Hannington Kabugo lost his mother Milly to Parkinson’s Disease nearly two decades ago. As her condition worsened, Hannington recalls, Milly's tremors became so intense that she couldn’t walk, wash, or even hold a cup. Like many afflicted with this devastating neurodegenerative condition, Hannington’s mother suffered immensely.
Unlike those who receive this diagnosis in the developed world, she suffered in isolation and died alone. In Uganda, this is the heartbreaking reality for those stricken with Parkinson’s Disease. Many Ugandans believe those suffering from the affliction have been punished for practicing witchcraft. Milly Kabugo, like so many others in Uganda, was believed to be cursed. Hannington’s father believed this, so when his wife, the mother of his children, became ill, he separated from her out of fear that her curse was contagious.
Hannington’s mother endured her illness without treatment or human contact, struggling through her final days in the face of crushing loneliness. Hannington has since dedicated his life to sparing his fellow Ugandans from this unthinkable fate. As the founder of Parkinson’s Si Buko (translated as Parkinson’s is Not Witchcraft), Hannington works tirelessly to inform and educate Ugandans on the realities of Parkinson’s disease. Working to shift perceptions and protect others from the rapid decline that comes with untreated Parkinson’s Disease, Parkinson’s Si Buko is committed to removing the stigma around this condition. Your support will help fund critical awareness campaigns, information seminars, health care training, medical conferences, and improved access to medicine, therapy and human support for Ugandans living with Parkinson’s Disease.
Imagine suffering from a neurological condition that not only robs you of your body and mind, but which takes your family from you as well. Imagine being shunned, ostracized, and accused of witchcraft even as this condition ultimately takes your life.

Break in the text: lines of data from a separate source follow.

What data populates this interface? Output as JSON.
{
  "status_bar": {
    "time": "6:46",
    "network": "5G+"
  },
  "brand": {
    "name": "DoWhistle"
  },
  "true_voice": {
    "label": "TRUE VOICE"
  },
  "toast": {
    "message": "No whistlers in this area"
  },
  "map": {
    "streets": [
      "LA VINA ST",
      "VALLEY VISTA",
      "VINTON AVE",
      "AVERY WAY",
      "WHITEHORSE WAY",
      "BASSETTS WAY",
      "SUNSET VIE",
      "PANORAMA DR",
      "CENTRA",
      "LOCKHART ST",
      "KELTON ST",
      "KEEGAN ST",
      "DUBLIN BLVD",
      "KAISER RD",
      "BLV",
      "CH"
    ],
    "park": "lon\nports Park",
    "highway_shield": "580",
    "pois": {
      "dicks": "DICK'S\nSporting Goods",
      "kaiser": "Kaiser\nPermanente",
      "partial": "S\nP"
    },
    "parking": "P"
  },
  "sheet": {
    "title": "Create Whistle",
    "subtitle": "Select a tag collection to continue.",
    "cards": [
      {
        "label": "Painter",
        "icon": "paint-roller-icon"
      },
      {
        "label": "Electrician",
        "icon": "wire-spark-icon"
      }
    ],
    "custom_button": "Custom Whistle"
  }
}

This is what happened to Hannington Kabugo’s mother, Milly, and it’s what happens to countless Ugandans who are stricken with this terrible neurodegenerative illness. In the developed world, Parkinson’s Disease is recognized as a debilitating and terminal condition that afflicts the central nervous system and deprives an individual of control over their speech, movement, and, eventually, over the basic bodily functions required for survival.
While there is no cure for Parkinson’s Disease, medicine, therapy, and exercise are essential for slowing its progress, improving survival, and raising the quality of life for those battling the condition. Sadly, far too many Ugandans are deprived of this opportunity, forced instead to live their final days in solitude, neglect, and suffering.
This is how Milly Kabugo spent her final days, alone in her home, unable to walk, feed herself, or provide basic self-care. In the video below, Hannington describes in heart-wrenching detail the day that his father left Milly behind, taking the children with him. Milly was left to battle this mysterious affliction alone. Hannington’s father explained that this was the only way to protect the family, that their mother had been cursed, and that separation was necessary to spare the children from this same fate.
Against his father’s will, Hannington would sneak out of their rented house to check on his mother. He witnessed her rapid deterioration, her immense suffering, and her agonizing isolation.
Hannington watched his mother die alone. This is a heartbreak that nobody should know.
But for Hannington, this heartbreak would also be a call to action. He formed Parkinson’s Si Buko Uganda and pledged himself to create help and hope for sufferers of Parkinson’s Disease in Uganda and throughout the African continent.
Parkinson’s is a devastating condition, no matter where you come from. If you have witnessed a loved one in the grip of this disease, or you yourself are grappling with Parkinson’s, then you understand the feelings of helplessness and hopelessness that can cast a shadow over your worst days.
But on better days, medicine, therapy, exercise and the support of loved ones can bring comfort and hope. In Uganda, far too many endure this devastating condition alone; their families are made to watch this suffering from afar, or escape the gaze of tragedy altogether.
Parkinson’s is a cruel condition for which there is not yet a cure. Loneliness is likewise a cruel condition, but one for which we do have a cure. With continued education, awareness, and empathy, we can change the way that Ugandans understand and treat individuals living with Parkinson’s. We can create hope, improve the prospects of survival, and raise the quality of life for so many who are suffering today.
But in order to do so, we need your help! Your contributions will shine a much-needed light on a condition that is shrouded in stigma and misunderstanding for far too many Ugandans.